That's where superstitions come from. It's like if two events happen in close proximity to each other, then the brain's naturally going to equate them in some causal way, even if they're not. That's how superstitions arise. Then you can consider superstitions the building blocks of storytelling or fables."

"Self-identity comes from the story that you tell about your life, which is the historical part. But it is a story. I hope to convince the reader there isn't just one story for anything. That story is one that you choose, and you have the capability of telling in different ways.

In that sense, it is fiction. The story you tell yourself is a sort of fiction. It's almost a delusion. The story you tell about yourself to other people is probably a slightly different version, so that's a different fiction. This goes on and on.

I hope to convey in the book that the stories you choose to tell, we have control over that to some degree. Actually, the best way to shift your storytelling, if that's what you want to do, is by controlling what you consume."

"For me, I don't feel beholden to my past self, if that makes any sense. Some people have an ethos that they have a life purpose and then they have to carry on a legacy. And for some people, it can be very heavy. It might be passed down from generations.

I like to think that I've shed some of that; [sounds like Joseph Campbell quoting Nietzsche who said something like you must slay the dragon "Thou Shalt"] I'd be lying if I said I've done it completely. I think COVID in particular has made us all aware how short life really is. I've resolved to do what I want to do in however many years I may have left on this earth [that sounds like following your bliss]"

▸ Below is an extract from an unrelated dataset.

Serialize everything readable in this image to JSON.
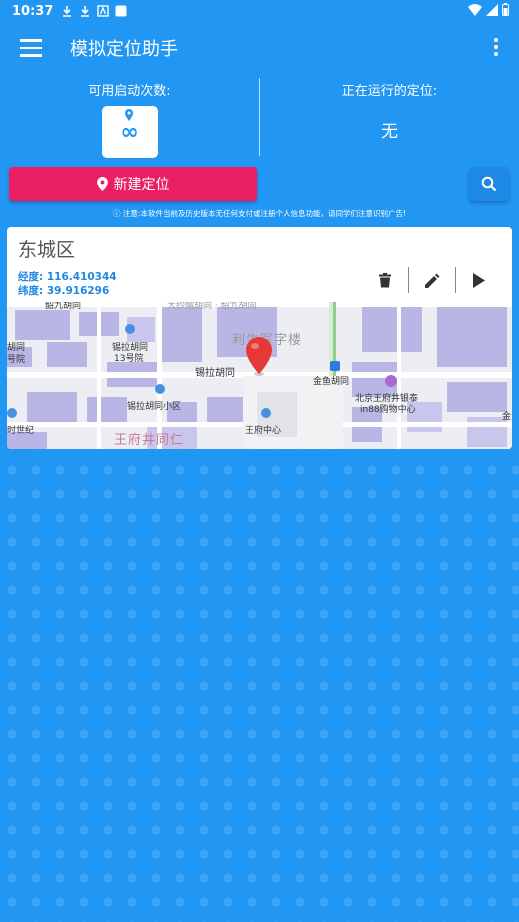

See also this Goodreads, Inc. 
"“Nietzsche’s words that relate to this with respect to masks and the processes of life. He speaks of three stages in the life of the spirit incarnate in each of us. Three transformations of the spirit, he calls it. The first is that of the camel which gets down on its knees and asks, “Put a load on me.” That’s the period of these dear little children. This is the just-born life that has come in and is receiving the imprint of the society. The primary mask. “Put a load on me. Teach me what I must know to live in this society.” Once heavily loaded, the camel struggles to its feet and goes out into the desert — into the desert of the realization of its own individual nature. This must follow the reception of the culture good. It must not precede it. First is humility, and obedience, and the reception of the primary mask. Then comes the turning inward, which happens automatically in adolescence, to find your own inward life. Nietzsche calls this the transformation of the camel into a lion. Then the lion attacks a dragon; and the dragon’s name is Thou Shalt. The dragon is the concretization of all those imprints that the society has put upon you. The function of the lion is to kill the dragon Thou Shalt. On every scale is a “Thou Shalt,” some of them dating from 2000 b.c., others from this morning’s newspaper. And, when the dragon Thou Shalt has been killed — that is to say, when you have made the transition from simple obedience to authority over your own life — the third transformation is to that of being a child moving spontaneously out of the energy of its own center. Nietzsche calls it a wheel rolling out of its own center.”